Finish’d The Volcano Lover.
“Passion for S . . . was vehemence, aggression. What he could not understand is a passion that finds happiness in a retreat from vehemence, which makes one self-withdrawn. Like the passion of the collector.”
“Because an image can show only a moment, the painter or sculptor must choose the moment that presents what the viewer most needs to know and feel about the subject.
“But what does the viewer need to know and feel?”
“. . . the reigning cliché about the achievement of classical art: that it showed suffering with decorum, dignity in the midst of horror . . . ‘As the bottom of the sea lies peaceful beneath a foaming surface,’ Winckelmann wrote, evoking the standard offered by the Laocoön, ‘so a great soul remains calm amid the strife of passions.”
(The Winckelmann who was murder’d, not unlike Pasolini, by one of ’s lovers.)
The Portland Vase (Copy)
“One February mid-afternoon in 1845, a young man of nineteen entered the British Museum, went directly to the unguarded room where the Portland Vase, one of the museum’s most valuable and celebrated holdings since its deposit on loan by the Fourth Duke of Portland in 1810, was kept in a glass case, picked up what was later described as “a curiosity in sculpture,” and started beating the vase . . .
“The malefactor, discovered to be an Irish dainty student who had dropped out of Trinity College after a few weeks’ study . . . said that he was drunk . . . or that he was suffering from a kind of nervous excitement, a continual fear of everything he saw . . . or that he heard voices telling him to do it . . . or that he envied the maker of the vase . . . or that he had found himself aroused by the figure of Thetis, recumbent, awaiting her bridegroom . . . or that he thought the vase’s depiction of erotic longing a sacrilege, an offense to Christian morals . . . or that he couldn’t stand to see such a beautiful thing be so admired while he was poor and lonely and unsuccessful. The usual reasons given for destroying objects of incalculable value, admired by everyone. These are always stories of a haunting. Self-defined outcasts and solitaries, almost always men, begin to be haunted . . . The ravishing object is there. The object is provoking them. The object is insolent. The object is, ah, worst of all, indifferent.”
The Cavaliere, that is, th’aristocrat: “The first principle of the science of felicity is not to succumb to indignation or self-pity.” (A man unable to speak the word happiness.)
The five renamed months of the short-lived Republic in Naples: “Piovoso (rainy), Ventoso (windy), Germile (budding), Fiorile (flowering), and Pratile (meadowed) . . .”
Cartolina francobollo annullo postale: a memoria del 1779 (Commemorative stamp).Sontag offers the last word to Eleonora de Fonseca Pimentel, publisher of the principal newspaper of the Republic, executed: “I was born into that world, I belonged to that class, I experienced the charms of that very agreeable life, I rejoiced in its unlimited vistas of knowledge and skill.
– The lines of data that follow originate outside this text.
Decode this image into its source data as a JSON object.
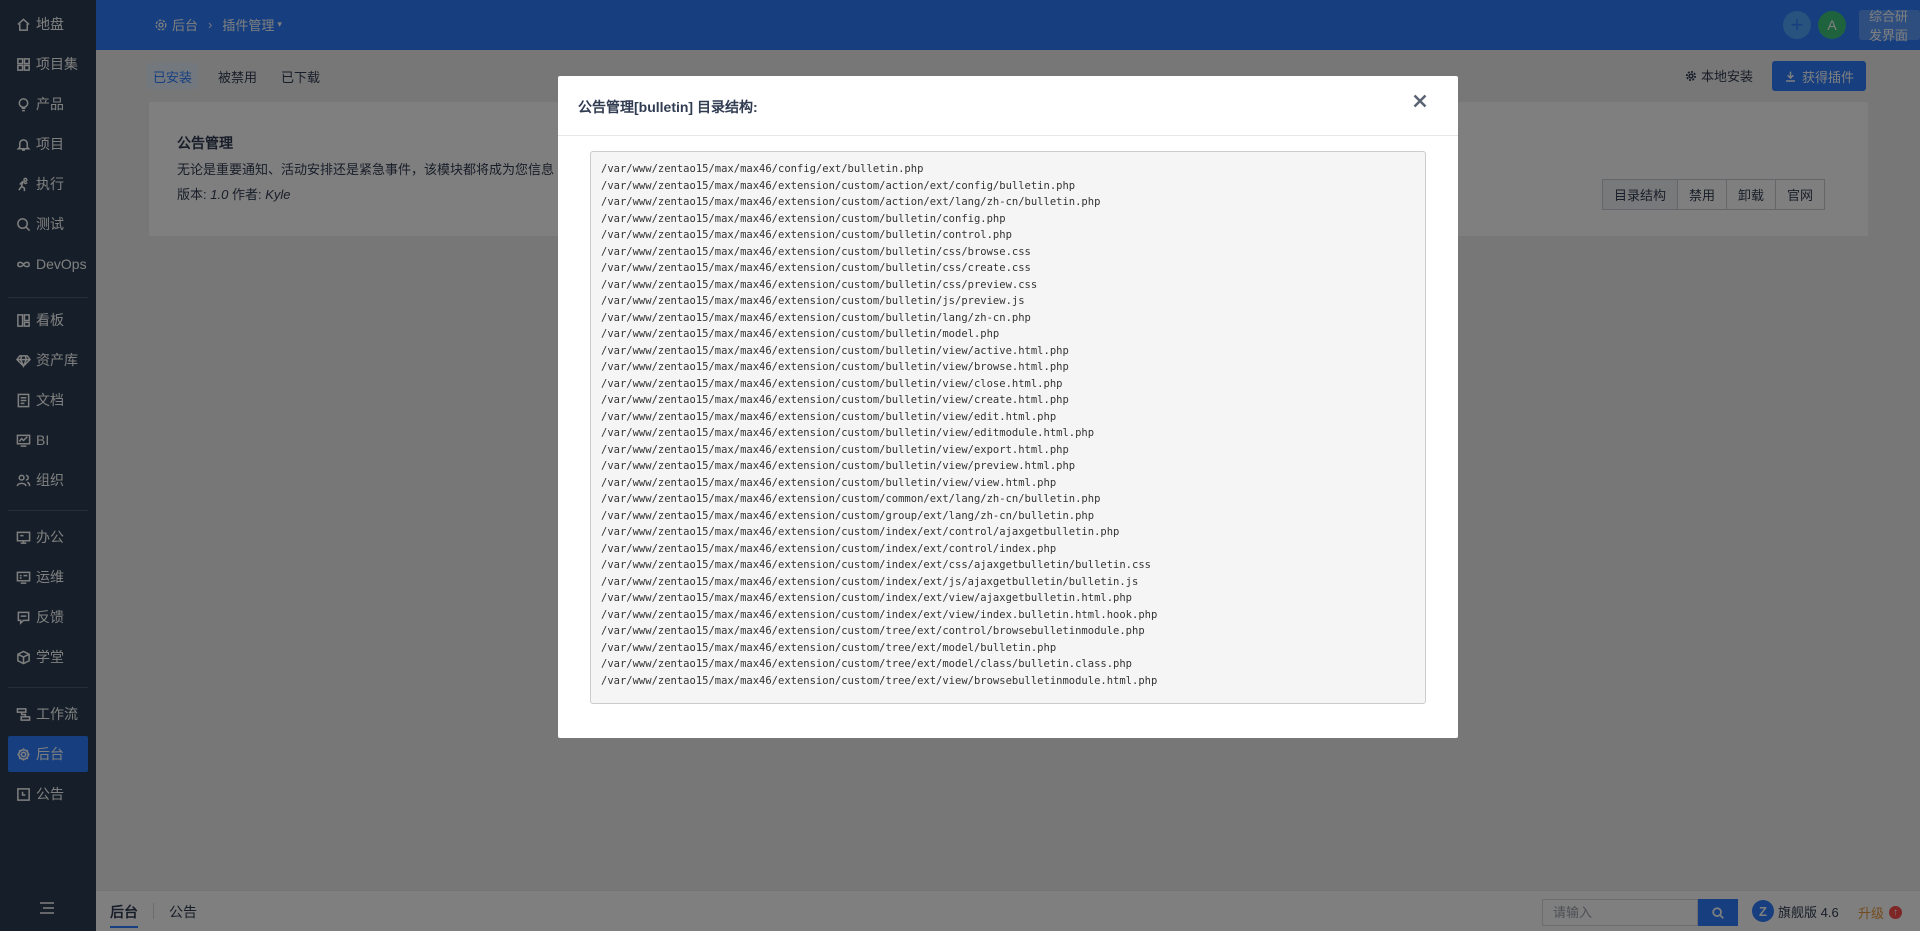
{
  "sidebar": {
    "items": [
      {
        "label": "地盘",
        "icon": "home-icon"
      },
      {
        "label": "项目集",
        "icon": "grid-icon"
      },
      {
        "label": "产品",
        "icon": "bulb-icon"
      },
      {
        "label": "项目",
        "icon": "bell-icon"
      },
      {
        "label": "执行",
        "icon": "run-icon"
      },
      {
        "label": "测试",
        "icon": "search-icon"
      },
      {
        "label": "DevOps",
        "icon": "infinity-icon"
      },
      {
        "label": "看板",
        "icon": "kanban-icon"
      },
      {
        "label": "资产库",
        "icon": "diamond-icon"
      },
      {
        "label": "文档",
        "icon": "doc-icon"
      },
      {
        "label": "BI",
        "icon": "monitor-icon"
      },
      {
        "label": "组织",
        "icon": "group-icon"
      },
      {
        "label": "办公",
        "icon": "office-icon"
      },
      {
        "label": "运维",
        "icon": "ops-icon"
      },
      {
        "label": "反馈",
        "icon": "feedback-icon"
      },
      {
        "label": "学堂",
        "icon": "cube-icon"
      },
      {
        "label": "工作流",
        "icon": "workflow-icon"
      },
      {
        "label": "后台",
        "icon": "gear-icon"
      },
      {
        "label": "公告",
        "icon": "notice-icon"
      }
    ],
    "active": "后台"
  },
  "header": {
    "breadcrumb": [
      "后台",
      "插件管理"
    ],
    "avatar_letter": "A",
    "switch_label": "综合研发界面"
  },
  "tabs": [
    "已安装",
    "被禁用",
    "已下载"
  ],
  "toolbar": {
    "local_install": "本地安装",
    "get_plugin": "获得插件"
  },
  "plugin": {
    "name": "公告管理",
    "description": "无论是重要通知、活动安排还是紧急事件，该模块都将成为您信息",
    "version_label": "版本:",
    "version": "1.0",
    "author_label": "作者:",
    "author": "Kyle",
    "actions": [
      "目录结构",
      "禁用",
      "卸载",
      "官网"
    ]
  },
  "modal": {
    "title": "公告管理[bulletin] 目录结构:",
    "files": [
      "/var/www/zentao15/max/max46/config/ext/bulletin.php",
      "/var/www/zentao15/max/max46/extension/custom/action/ext/config/bulletin.php",
      "/var/www/zentao15/max/max46/extension/custom/action/ext/lang/zh-cn/bulletin.php",
      "/var/www/zentao15/max/max46/extension/custom/bulletin/config.php",
      "/var/www/zentao15/max/max46/extension/custom/bulletin/control.php",
      "/var/www/zentao15/max/max46/extension/custom/bulletin/css/browse.css",
      "/var/www/zentao15/max/max46/extension/custom/bulletin/css/create.css",
      "/var/www/zentao15/max/max46/extension/custom/bulletin/css/preview.css",
      "/var/www/zentao15/max/max46/extension/custom/bulletin/js/preview.js",
      "/var/www/zentao15/max/max46/extension/custom/bulletin/lang/zh-cn.php",
      "/var/www/zentao15/max/max46/extension/custom/bulletin/model.php",
      "/var/www/zentao15/max/max46/extension/custom/bulletin/view/active.html.php",
      "/var/www/zentao15/max/max46/extension/custom/bulletin/view/browse.html.php",
      "/var/www/zentao15/max/max46/extension/custom/bulletin/view/close.html.php",
      "/var/www/zentao15/max/max46/extension/custom/bulletin/view/create.html.php",
      "/var/www/zentao15/max/max46/extension/custom/bulletin/view/edit.html.php",
      "/var/www/zentao15/max/max46/extension/custom/bulletin/view/editmodule.html.php",
      "/var/www/zentao15/max/max46/extension/custom/bulletin/view/export.html.php",
      "/var/www/zentao15/max/max46/extension/custom/bulletin/view/preview.html.php",
      "/var/www/zentao15/max/max46/extension/custom/bulletin/view/view.html.php",
      "/var/www/zentao15/max/max46/extension/custom/common/ext/lang/zh-cn/bulletin.php",
      "/var/www/zentao15/max/max46/extension/custom/group/ext/lang/zh-cn/bulletin.php",
      "/var/www/zentao15/max/max46/extension/custom/index/ext/control/ajaxgetbulletin.php",
      "/var/www/zentao15/max/max46/extension/custom/index/ext/control/index.php",
      "/var/www/zentao15/max/max46/extension/custom/index/ext/css/ajaxgetbulletin/bulletin.css",
      "/var/www/zentao15/max/max46/extension/custom/index/ext/js/ajaxgetbulletin/bulletin.js",
      "/var/www/zentao15/max/max46/extension/custom/index/ext/view/ajaxgetbulletin.html.php",
      "/var/www/zentao15/max/max46/extension/custom/index/ext/view/index.bulletin.html.hook.php",
      "/var/www/zentao15/max/max46/extension/custom/tree/ext/control/browsebulletinmodule.php",
      "/var/www/zentao15/max/max46/extension/custom/tree/ext/model/bulletin.php",
      "/var/www/zentao15/max/max46/extension/custom/tree/ext/model/class/bulletin.class.php",
      "/var/www/zentao15/max/max46/extension/custom/tree/ext/view/browsebulletinmodule.html.php"
    ]
  },
  "bottombar": {
    "tabs": [
      "后台",
      "公告"
    ],
    "search_placeholder": "请输入",
    "version": "旗舰版 4.6",
    "upgrade": "升级"
  },
  "colors": {
    "primary": "#2e7fff",
    "sidebar_bg": "#2c3e52",
    "upgrade": "#e8973c"
  }
}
How naturally human being s adapt to abjection, to lies, and to unearned prerogatives. Those whom birth or appropriate forms of ambition have placed inside the circle of privilege would have to be dedicated misfits—disablingly sanctimonious or bent on self-deprivation—not to enjoy themselves. But those whom birth or revolt have cast outside, where most beings on this earth live, would have to be obtuse or slavish in temperament not to see how disgraceful it is that so few monopolize both wealth and refinement, and inflict such suffering on others.”
And: “I cannot forgive those who did not care about more than their own glory or well-being. They thought they were civilized. They were despicable. Damn them all.”